Dad will be there again this February when Anze adds the title of Olympian to an impressive resume that includes first-round NHL draft pick, NHL All-Star and Stanley Cup champion. This time father and son will share in the historic moment together as Slovenia's hockey team competes for the first time in the Winter Olympics.
"It's definitely going to be huge for our country," Anze Kopitar said. "Even before we've had some Olympics goals and Olympic medals. In a country with 2 million people it's pretty impressive. It's pretty phenomenal how you can accomplish that coming out of such a small country."
Barrie Colts defenseman Aaron Ekblad believes it isn't easy finding a player who takes great pride in a strong defensive game in this day and age of high-octane offense.
So he wants NHL scouts and general managers to know not only can he bring that style of game, but his versatility on the back end has also enabled him to expand his hockey repertoire.
"I think GMs are also looking for a guy who will jump into the rush and score goals, so versatility is a big thing," Ekblad told NHL.com. "I'm sure that's what they look for; every so often you have to throw your weight around too. But obviously being steady and knowing your position is important."
The Montreal Canadiens beat the New Jersey Devils again Wednesday night and moved within one point of first place in the Atlantic Division. On Thursday, they'll be provided with an opportunity to leapfrog the Boston Bruins in the standings.
The Canadiens, who rallied for a 4-3 shootout win Wednesday, will host the first-place Bruins at Bell Centre, marking the first game of the season between the bitter Original Six rivals (7:30 p.m. ET, RDS, NESN, TSN-HABS).

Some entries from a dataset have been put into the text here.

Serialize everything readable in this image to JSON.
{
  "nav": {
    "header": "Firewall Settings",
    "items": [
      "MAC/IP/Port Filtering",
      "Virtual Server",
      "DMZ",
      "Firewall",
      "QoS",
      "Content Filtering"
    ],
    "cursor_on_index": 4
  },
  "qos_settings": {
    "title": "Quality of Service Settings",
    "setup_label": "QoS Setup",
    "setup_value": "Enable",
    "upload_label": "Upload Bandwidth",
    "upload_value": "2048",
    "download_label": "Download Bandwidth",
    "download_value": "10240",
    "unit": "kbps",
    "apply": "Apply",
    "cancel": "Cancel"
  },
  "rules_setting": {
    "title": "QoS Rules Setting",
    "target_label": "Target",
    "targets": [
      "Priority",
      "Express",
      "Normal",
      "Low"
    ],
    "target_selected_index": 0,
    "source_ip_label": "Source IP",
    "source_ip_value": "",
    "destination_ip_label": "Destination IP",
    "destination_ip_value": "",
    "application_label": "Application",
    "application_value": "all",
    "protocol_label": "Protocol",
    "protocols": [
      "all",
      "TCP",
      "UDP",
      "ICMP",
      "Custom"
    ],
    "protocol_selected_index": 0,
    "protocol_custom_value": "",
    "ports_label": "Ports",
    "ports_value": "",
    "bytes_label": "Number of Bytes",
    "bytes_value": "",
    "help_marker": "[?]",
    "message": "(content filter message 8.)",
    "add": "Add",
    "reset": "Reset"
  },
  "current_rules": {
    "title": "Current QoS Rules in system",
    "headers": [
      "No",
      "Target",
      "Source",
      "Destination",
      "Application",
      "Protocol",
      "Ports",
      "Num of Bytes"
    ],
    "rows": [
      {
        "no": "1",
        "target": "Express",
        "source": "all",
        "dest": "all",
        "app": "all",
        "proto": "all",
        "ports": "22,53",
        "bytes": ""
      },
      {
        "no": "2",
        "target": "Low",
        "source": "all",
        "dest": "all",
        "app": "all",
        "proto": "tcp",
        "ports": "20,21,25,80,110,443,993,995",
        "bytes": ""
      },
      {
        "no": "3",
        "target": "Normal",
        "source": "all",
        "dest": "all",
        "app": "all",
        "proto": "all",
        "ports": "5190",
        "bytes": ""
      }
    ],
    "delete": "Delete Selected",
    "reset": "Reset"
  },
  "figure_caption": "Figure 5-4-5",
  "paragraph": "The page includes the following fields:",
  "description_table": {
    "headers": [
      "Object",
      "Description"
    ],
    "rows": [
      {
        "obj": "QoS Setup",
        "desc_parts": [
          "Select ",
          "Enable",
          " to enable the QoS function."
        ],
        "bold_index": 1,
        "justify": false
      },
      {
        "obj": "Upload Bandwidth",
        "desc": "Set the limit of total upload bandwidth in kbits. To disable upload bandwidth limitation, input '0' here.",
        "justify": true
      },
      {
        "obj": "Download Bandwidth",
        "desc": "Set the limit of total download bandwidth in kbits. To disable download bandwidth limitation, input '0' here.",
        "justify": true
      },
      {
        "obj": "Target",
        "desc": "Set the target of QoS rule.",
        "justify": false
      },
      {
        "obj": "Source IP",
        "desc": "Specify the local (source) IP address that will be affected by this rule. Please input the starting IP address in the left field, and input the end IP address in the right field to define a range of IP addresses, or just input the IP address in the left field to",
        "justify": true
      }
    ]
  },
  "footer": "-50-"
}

Montreal has won three in a row and is 7-0-1 in its past eight games. Boston will play for the first time since Saturday, when it earned a 3-1 victory against the Columbus Blue Jackets.